▶ [Assigned task]
The answer must be every line below that contains the string "link".

*** Block opens ***

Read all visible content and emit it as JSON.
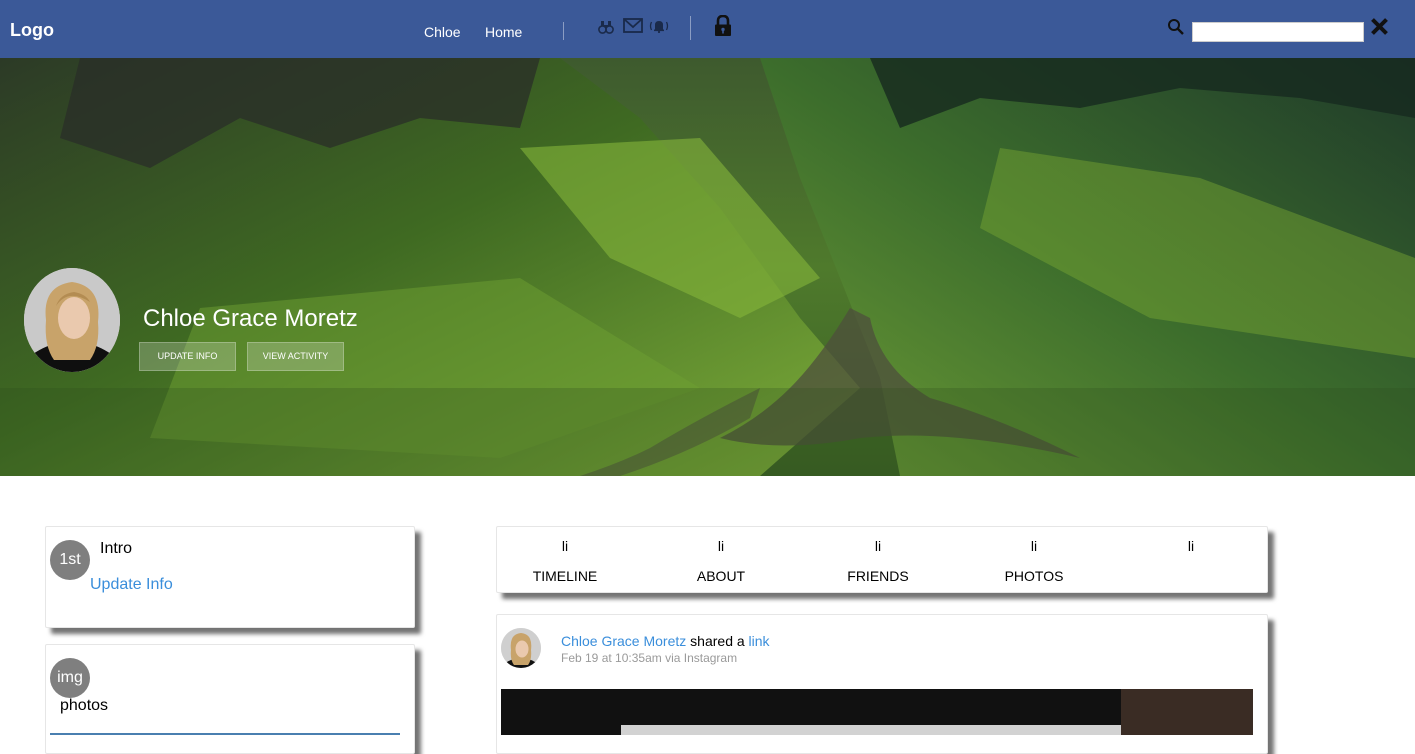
{
  "topbar": {
    "logo": "Logo",
    "nav": [
      "Chloe",
      "Home"
    ],
    "icons": [
      "binoculars-icon",
      "mail-icon",
      "notification-bell-icon",
      "lock-icon",
      "search-icon",
      "close-icon"
    ],
    "search_value": ""
  },
  "profile": {
    "name": "Chloe Grace Moretz",
    "update_info_label": "UPDATE INFO",
    "view_activity_label": "VIEW ACTIVITY"
  },
  "intro_card": {
    "badge": "1st",
    "title": "Intro",
    "link": "Update Info"
  },
  "photos_card": {
    "badge": "img",
    "title": "photos"
  },
  "tabs": [
    {
      "bullet": "li",
      "label": "TIMELINE"
    },
    {
      "bullet": "li",
      "label": "ABOUT"
    },
    {
      "bullet": "li",
      "label": "FRIENDS"
    },
    {
      "bullet": "li",
      "label": "PHOTOS"
    },
    {
      "bullet": "li",
      "label": ""
    }
  ],
  "post": {
    "author": "Chloe Grace Moretz",
    "action": " shared a ",
    "object": "link",
    "meta": "Feb 19 at 10:35am via Instagram"
  },
  "colors": {
    "topbar": "#3b5998",
    "link": "#3a8edb",
    "badge": "#7f7f7f"
  }
}
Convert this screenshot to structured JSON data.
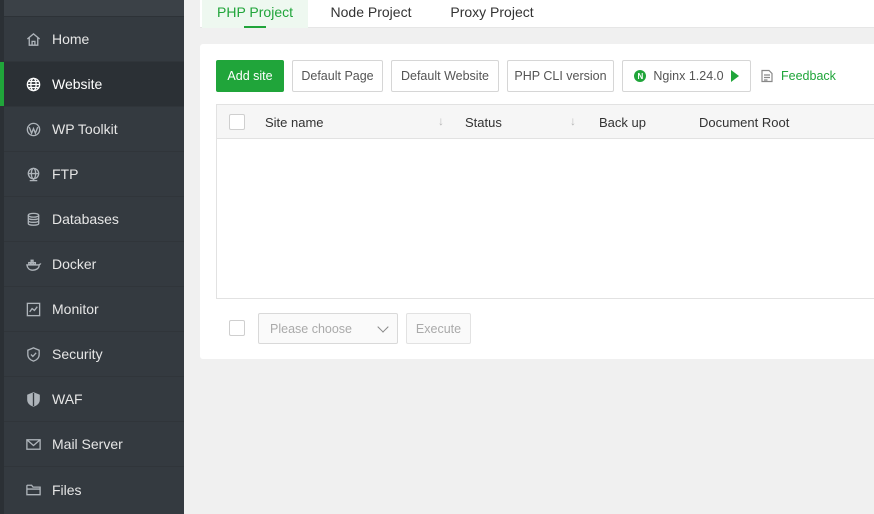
{
  "sidebar": {
    "items": [
      {
        "label": "Home",
        "icon": "home-icon"
      },
      {
        "label": "Website",
        "icon": "globe-icon",
        "active": true
      },
      {
        "label": "WP Toolkit",
        "icon": "wordpress-icon"
      },
      {
        "label": "FTP",
        "icon": "ftp-globe-icon"
      },
      {
        "label": "Databases",
        "icon": "database-icon"
      },
      {
        "label": "Docker",
        "icon": "docker-icon"
      },
      {
        "label": "Monitor",
        "icon": "monitor-icon"
      },
      {
        "label": "Security",
        "icon": "shield-check-icon"
      },
      {
        "label": "WAF",
        "icon": "shield-icon"
      },
      {
        "label": "Mail Server",
        "icon": "mail-icon"
      },
      {
        "label": "Files",
        "icon": "folder-icon"
      }
    ]
  },
  "tabs": [
    {
      "label": "PHP Project",
      "active": true
    },
    {
      "label": "Node Project"
    },
    {
      "label": "Proxy Project"
    }
  ],
  "toolbar": {
    "add_site": "Add site",
    "default_page": "Default Page",
    "default_website": "Default Website",
    "php_cli": "PHP CLI version",
    "nginx": "Nginx 1.24.0",
    "feedback": "Feedback"
  },
  "table": {
    "columns": [
      "Site name",
      "Status",
      "Back up",
      "Document Root"
    ]
  },
  "bulk": {
    "placeholder": "Please choose",
    "execute": "Execute"
  },
  "colors": {
    "accent": "#20a53a",
    "sidebar_bg": "#343a40"
  }
}
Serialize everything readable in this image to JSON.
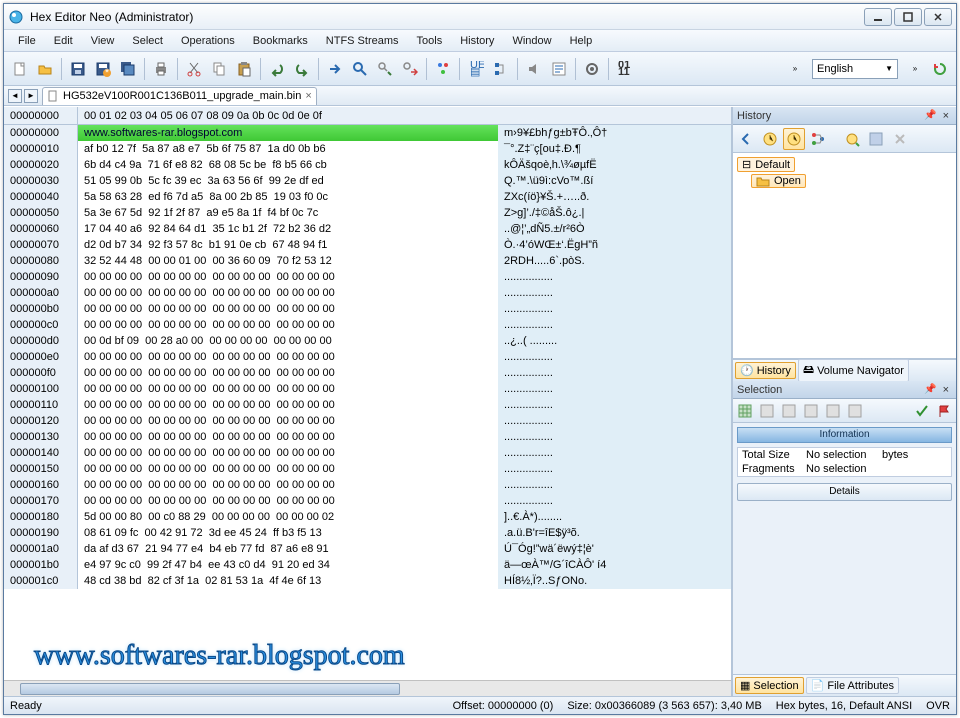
{
  "window": {
    "title": "Hex Editor Neo (Administrator)"
  },
  "menus": [
    "File",
    "Edit",
    "View",
    "Select",
    "Operations",
    "Bookmarks",
    "NTFS Streams",
    "Tools",
    "History",
    "Window",
    "Help"
  ],
  "language": "English",
  "tab": {
    "filename": "HG532eV100R001C136B011_upgrade_main.bin"
  },
  "hex": {
    "offset_header": "00000000",
    "col_header": "00 01 02 03  04 05 06 07  08 09 0a 0b  0c 0d 0e 0f",
    "rows": [
      {
        "off": "00000000",
        "b": "www.softwares-rar.blogspot.com",
        "a": "m›9¥£bhƒg±bŦÔ.‚Ô†"
      },
      {
        "off": "00000010",
        "b": "af b0 12 7f  5a 87 a8 e7  5b 6f 75 87  1a d0 0b b6",
        "a": "¯°.Z‡¨ç[ou‡.Ð.¶"
      },
      {
        "off": "00000020",
        "b": "6b d4 c4 9a  71 6f e8 82  68 08 5c be  f8 b5 66 cb",
        "a": "kÔÄšqoè‚h.\\¾øµfË"
      },
      {
        "off": "00000030",
        "b": "51 05 99 0b  5c fc 39 ec  3a 63 56 6f  99 2e df ed",
        "a": "Q.™.\\ü9ì:cVo™.ßí"
      },
      {
        "off": "00000040",
        "b": "5a 58 63 28  ed f6 7d a5  8a 00 2b 85  19 03 f0 0c",
        "a": "ZXc(íö}¥Š.+…..ð."
      },
      {
        "off": "00000050",
        "b": "5a 3e 67 5d  92 1f 2f 87  a9 e5 8a 1f  f4 bf 0c 7c",
        "a": "Z>g]’./‡©åŠ.ô¿.|"
      },
      {
        "off": "00000060",
        "b": "17 04 40 a6  92 84 64 d1  35 1c b1 2f  72 b2 36 d2",
        "a": "..@¦’„dÑ5.±/r²6Ò"
      },
      {
        "off": "00000070",
        "b": "d2 0d b7 34  92 f3 57 8c  b1 91 0e cb  67 48 94 f1",
        "a": "Ò.·4’óWŒ±‘.ËgH”ñ"
      },
      {
        "off": "00000080",
        "b": "32 52 44 48  00 00 01 00  00 36 60 09  70 f2 53 12",
        "a": "2RDH.....6`.pòS."
      },
      {
        "off": "00000090",
        "b": "00 00 00 00  00 00 00 00  00 00 00 00  00 00 00 00",
        "a": "................"
      },
      {
        "off": "000000a0",
        "b": "00 00 00 00  00 00 00 00  00 00 00 00  00 00 00 00",
        "a": "................"
      },
      {
        "off": "000000b0",
        "b": "00 00 00 00  00 00 00 00  00 00 00 00  00 00 00 00",
        "a": "................"
      },
      {
        "off": "000000c0",
        "b": "00 00 00 00  00 00 00 00  00 00 00 00  00 00 00 00",
        "a": "................"
      },
      {
        "off": "000000d0",
        "b": "00 0d bf 09  00 28 a0 00  00 00 00 00  00 00 00 00",
        "a": "..¿..( ........."
      },
      {
        "off": "000000e0",
        "b": "00 00 00 00  00 00 00 00  00 00 00 00  00 00 00 00",
        "a": "................"
      },
      {
        "off": "000000f0",
        "b": "00 00 00 00  00 00 00 00  00 00 00 00  00 00 00 00",
        "a": "................"
      },
      {
        "off": "00000100",
        "b": "00 00 00 00  00 00 00 00  00 00 00 00  00 00 00 00",
        "a": "................"
      },
      {
        "off": "00000110",
        "b": "00 00 00 00  00 00 00 00  00 00 00 00  00 00 00 00",
        "a": "................"
      },
      {
        "off": "00000120",
        "b": "00 00 00 00  00 00 00 00  00 00 00 00  00 00 00 00",
        "a": "................"
      },
      {
        "off": "00000130",
        "b": "00 00 00 00  00 00 00 00  00 00 00 00  00 00 00 00",
        "a": "................"
      },
      {
        "off": "00000140",
        "b": "00 00 00 00  00 00 00 00  00 00 00 00  00 00 00 00",
        "a": "................"
      },
      {
        "off": "00000150",
        "b": "00 00 00 00  00 00 00 00  00 00 00 00  00 00 00 00",
        "a": "................"
      },
      {
        "off": "00000160",
        "b": "00 00 00 00  00 00 00 00  00 00 00 00  00 00 00 00",
        "a": "................"
      },
      {
        "off": "00000170",
        "b": "00 00 00 00  00 00 00 00  00 00 00 00  00 00 00 00",
        "a": "................"
      },
      {
        "off": "00000180",
        "b": "5d 00 00 80  00 c0 88 29  00 00 00 00  00 00 00 02",
        "a": "]..€.À*)........"
      },
      {
        "off": "00000190",
        "b": "08 61 09 fc  00 42 91 72  3d ee 45 24  ff b3 f5 13",
        "a": ".a.ü.B'r=îE$ÿ³õ."
      },
      {
        "off": "000001a0",
        "b": "da af d3 67  21 94 77 e4  b4 eb 77 fd  87 a6 e8 91",
        "a": "Ú¯Óg!”wä´ëwý‡¦è'"
      },
      {
        "off": "000001b0",
        "b": "e4 97 9c c0  99 2f 47 b4  ee 43 c0 d4  91 20 ed 34",
        "a": "ä—œÀ™/G´îCÀÔ' í4"
      },
      {
        "off": "000001c0",
        "b": "48 cd 38 bd  82 cf 3f 1a  02 81 53 1a  4f 4e 6f 13",
        "a": "HÍ8½‚Ï?..SƒONo."
      }
    ]
  },
  "history": {
    "panel_title": "History",
    "root": "Default",
    "items": [
      "Open"
    ],
    "tab_history": "History",
    "tab_volnav": "Volume Navigator"
  },
  "selection": {
    "panel_title": "Selection",
    "info_header": "Information",
    "total_size_label": "Total Size",
    "total_size_value": "No selection",
    "total_size_unit": "bytes",
    "frag_label": "Fragments",
    "frag_value": "No selection",
    "details": "Details",
    "tab_selection": "Selection",
    "tab_fileattr": "File Attributes"
  },
  "status": {
    "ready": "Ready",
    "offset": "Offset: 00000000 (0)",
    "size": "Size: 0x00366089 (3 563 657): 3,40 MB",
    "mode": "Hex bytes, 16, Default ANSI",
    "ovr": "OVR"
  },
  "watermark": "www.softwares-rar.blogspot.com"
}
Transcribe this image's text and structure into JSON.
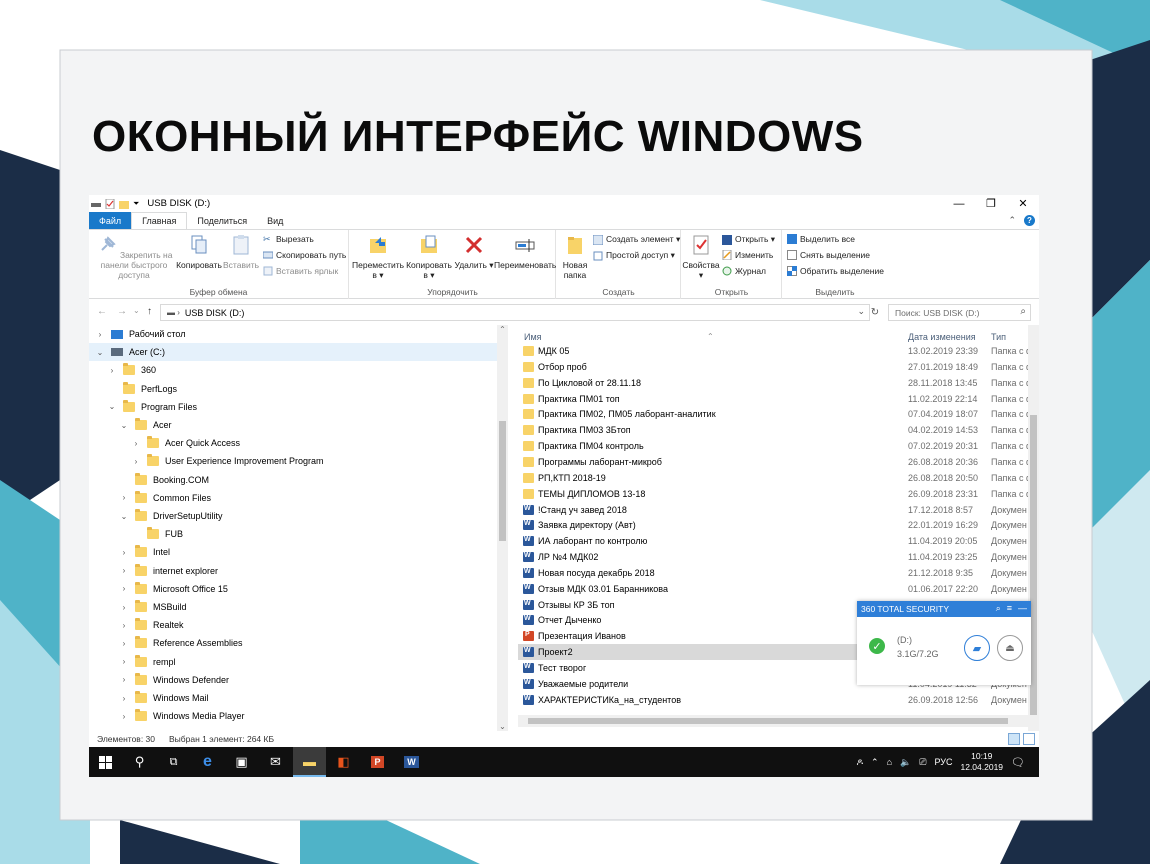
{
  "slide": {
    "title": "ОКОННЫЙ ИНТЕРФЕЙС WINDOWS",
    "colors": {
      "navy": "#1b2d47",
      "teal": "#4fb3c8",
      "light_teal": "#a9dce8",
      "gray": "#c9ccd1"
    }
  },
  "window": {
    "title": "USB DISK (D:)",
    "controls": {
      "minimize": "—",
      "maximize": "❐",
      "close": "✕"
    }
  },
  "ribbon_tabs": {
    "file": "Файл",
    "home": "Главная",
    "share": "Поделиться",
    "view": "Вид"
  },
  "ribbon": {
    "clipboard": {
      "label": "Буфер обмена",
      "pin": "Закрепить на панели быстрого доступа",
      "copy": "Копировать",
      "paste": "Вставить",
      "cut": "Вырезать",
      "copy_path": "Скопировать путь",
      "paste_shortcut": "Вставить ярлык"
    },
    "organize": {
      "label": "Упорядочить",
      "move": "Переместить в ▾",
      "copy_to": "Копировать в ▾",
      "delete": "Удалить ▾",
      "rename": "Переименовать"
    },
    "create": {
      "label": "Создать",
      "new_folder": "Новая папка",
      "new_item": "Создать элемент ▾",
      "easy_access": "Простой доступ ▾"
    },
    "open": {
      "label": "Открыть",
      "properties": "Свойства ▾",
      "open": "Открыть ▾",
      "edit": "Изменить",
      "history": "Журнал"
    },
    "select": {
      "label": "Выделить",
      "select_all": "Выделить все",
      "select_none": "Снять выделение",
      "invert": "Обратить выделение"
    }
  },
  "address": {
    "path": "USB DISK (D:)",
    "search_placeholder": "Поиск: USB DISK (D:)"
  },
  "nav_tree": [
    {
      "label": "Рабочий стол",
      "indent": 0,
      "chevron": "›",
      "icon": "desktop"
    },
    {
      "label": "Acer (C:)",
      "indent": 0,
      "chevron": "⌄",
      "icon": "drive",
      "selected": true
    },
    {
      "label": "360",
      "indent": 1,
      "chevron": "›",
      "icon": "folder"
    },
    {
      "label": "PerfLogs",
      "indent": 1,
      "chevron": "",
      "icon": "folder"
    },
    {
      "label": "Program Files",
      "indent": 1,
      "chevron": "⌄",
      "icon": "folder"
    },
    {
      "label": "Acer",
      "indent": 2,
      "chevron": "⌄",
      "icon": "folder"
    },
    {
      "label": "Acer Quick Access",
      "indent": 3,
      "chevron": "›",
      "icon": "folder"
    },
    {
      "label": "User Experience Improvement Program",
      "indent": 3,
      "chevron": "›",
      "icon": "folder"
    },
    {
      "label": "Booking.COM",
      "indent": 2,
      "chevron": "",
      "icon": "folder"
    },
    {
      "label": "Common Files",
      "indent": 2,
      "chevron": "›",
      "icon": "folder"
    },
    {
      "label": "DriverSetupUtility",
      "indent": 2,
      "chevron": "⌄",
      "icon": "folder"
    },
    {
      "label": "FUB",
      "indent": 3,
      "chevron": "",
      "icon": "folder"
    },
    {
      "label": "Intel",
      "indent": 2,
      "chevron": "›",
      "icon": "folder"
    },
    {
      "label": "internet explorer",
      "indent": 2,
      "chevron": "›",
      "icon": "folder"
    },
    {
      "label": "Microsoft Office 15",
      "indent": 2,
      "chevron": "›",
      "icon": "folder"
    },
    {
      "label": "MSBuild",
      "indent": 2,
      "chevron": "›",
      "icon": "folder"
    },
    {
      "label": "Realtek",
      "indent": 2,
      "chevron": "›",
      "icon": "folder"
    },
    {
      "label": "Reference Assemblies",
      "indent": 2,
      "chevron": "›",
      "icon": "folder"
    },
    {
      "label": "rempl",
      "indent": 2,
      "chevron": "›",
      "icon": "folder"
    },
    {
      "label": "Windows Defender",
      "indent": 2,
      "chevron": "›",
      "icon": "folder"
    },
    {
      "label": "Windows Mail",
      "indent": 2,
      "chevron": "›",
      "icon": "folder"
    },
    {
      "label": "Windows Media Player",
      "indent": 2,
      "chevron": "›",
      "icon": "folder"
    }
  ],
  "file_columns": {
    "name": "Имя",
    "date": "Дата изменения",
    "type": "Тип"
  },
  "files": [
    {
      "name": "МДК 05",
      "date": "13.02.2019 23:39",
      "type": "Папка с ф",
      "icon": "folder"
    },
    {
      "name": "Отбор проб",
      "date": "27.01.2019 18:49",
      "type": "Папка с ф",
      "icon": "folder"
    },
    {
      "name": "По Цикловой от 28.11.18",
      "date": "28.11.2018 13:45",
      "type": "Папка с ф",
      "icon": "folder"
    },
    {
      "name": "Практика ПМ01 топ",
      "date": "11.02.2019 22:14",
      "type": "Папка с ф",
      "icon": "folder"
    },
    {
      "name": "Практика ПМ02, ПМ05 лаборант-аналитик",
      "date": "07.04.2019 18:07",
      "type": "Папка с ф",
      "icon": "folder"
    },
    {
      "name": "Практика ПМ03 3Бтоп",
      "date": "04.02.2019 14:53",
      "type": "Папка с ф",
      "icon": "folder"
    },
    {
      "name": "Практика ПМ04 контроль",
      "date": "07.02.2019 20:31",
      "type": "Папка с ф",
      "icon": "folder"
    },
    {
      "name": "Программы лаборант-микроб",
      "date": "26.08.2018 20:36",
      "type": "Папка с ф",
      "icon": "folder"
    },
    {
      "name": "РП,КТП 2018-19",
      "date": "26.08.2018 20:50",
      "type": "Папка с ф",
      "icon": "folder"
    },
    {
      "name": "ТЕМЫ ДИПЛОМОВ 13-18",
      "date": "26.09.2018 23:31",
      "type": "Папка с ф",
      "icon": "folder"
    },
    {
      "name": "!Станд уч завед 2018",
      "date": "17.12.2018 8:57",
      "type": "Докумен",
      "icon": "word"
    },
    {
      "name": "Заявка директору (Авт)",
      "date": "22.01.2019 16:29",
      "type": "Докумен",
      "icon": "word"
    },
    {
      "name": "ИА лаборант по контролю",
      "date": "11.04.2019 20:05",
      "type": "Докумен",
      "icon": "word"
    },
    {
      "name": "ЛР №4 МДК02",
      "date": "11.04.2019 23:25",
      "type": "Докумен",
      "icon": "word"
    },
    {
      "name": "Новая посуда декабрь 2018",
      "date": "21.12.2018 9:35",
      "type": "Докумен",
      "icon": "word"
    },
    {
      "name": "Отзыв МДК 03.01 Баранникова",
      "date": "01.06.2017 22:20",
      "type": "Докумен",
      "icon": "word"
    },
    {
      "name": "Отзывы КР 3Б топ",
      "date": "",
      "type": "",
      "icon": "word"
    },
    {
      "name": "Отчет Дыченко",
      "date": "",
      "type": "",
      "icon": "word"
    },
    {
      "name": "Презентация Иванов",
      "date": "",
      "type": "",
      "icon": "ppt"
    },
    {
      "name": "Проект2",
      "date": "",
      "type": "",
      "icon": "word",
      "selected": true
    },
    {
      "name": "Тест творог",
      "date": "",
      "type": "",
      "icon": "word"
    },
    {
      "name": "Уважаемые родители",
      "date": "11.04.2019 11:32",
      "type": "Докумен",
      "icon": "word"
    },
    {
      "name": "ХАРАКТЕРИСТИКа_на_студентов",
      "date": "26.09.2018 12:56",
      "type": "Докумен",
      "icon": "word"
    }
  ],
  "security_popup": {
    "title": "360 TOTAL SECURITY",
    "drive": "(D:)",
    "usage": "3.1G/7.2G"
  },
  "status": {
    "items": "Элементов: 30",
    "selected": "Выбран 1 элемент: 264 КБ"
  },
  "taskbar": {
    "lang": "РУС",
    "time": "10:19",
    "date": "12.04.2019"
  }
}
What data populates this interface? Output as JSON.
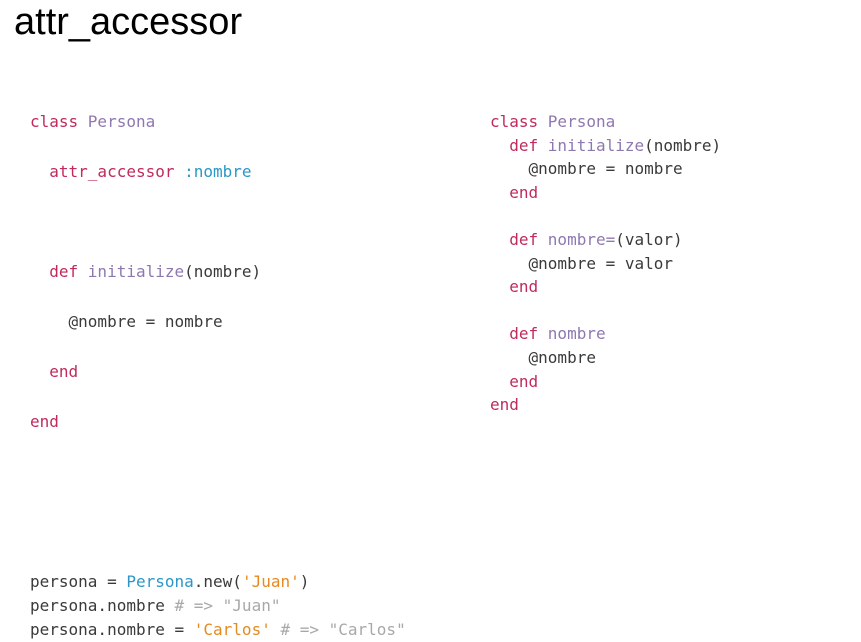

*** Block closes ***

▶ [Task solution]
    "link": "Update Info"
    "object": "link",
    "link": "#3a8edb",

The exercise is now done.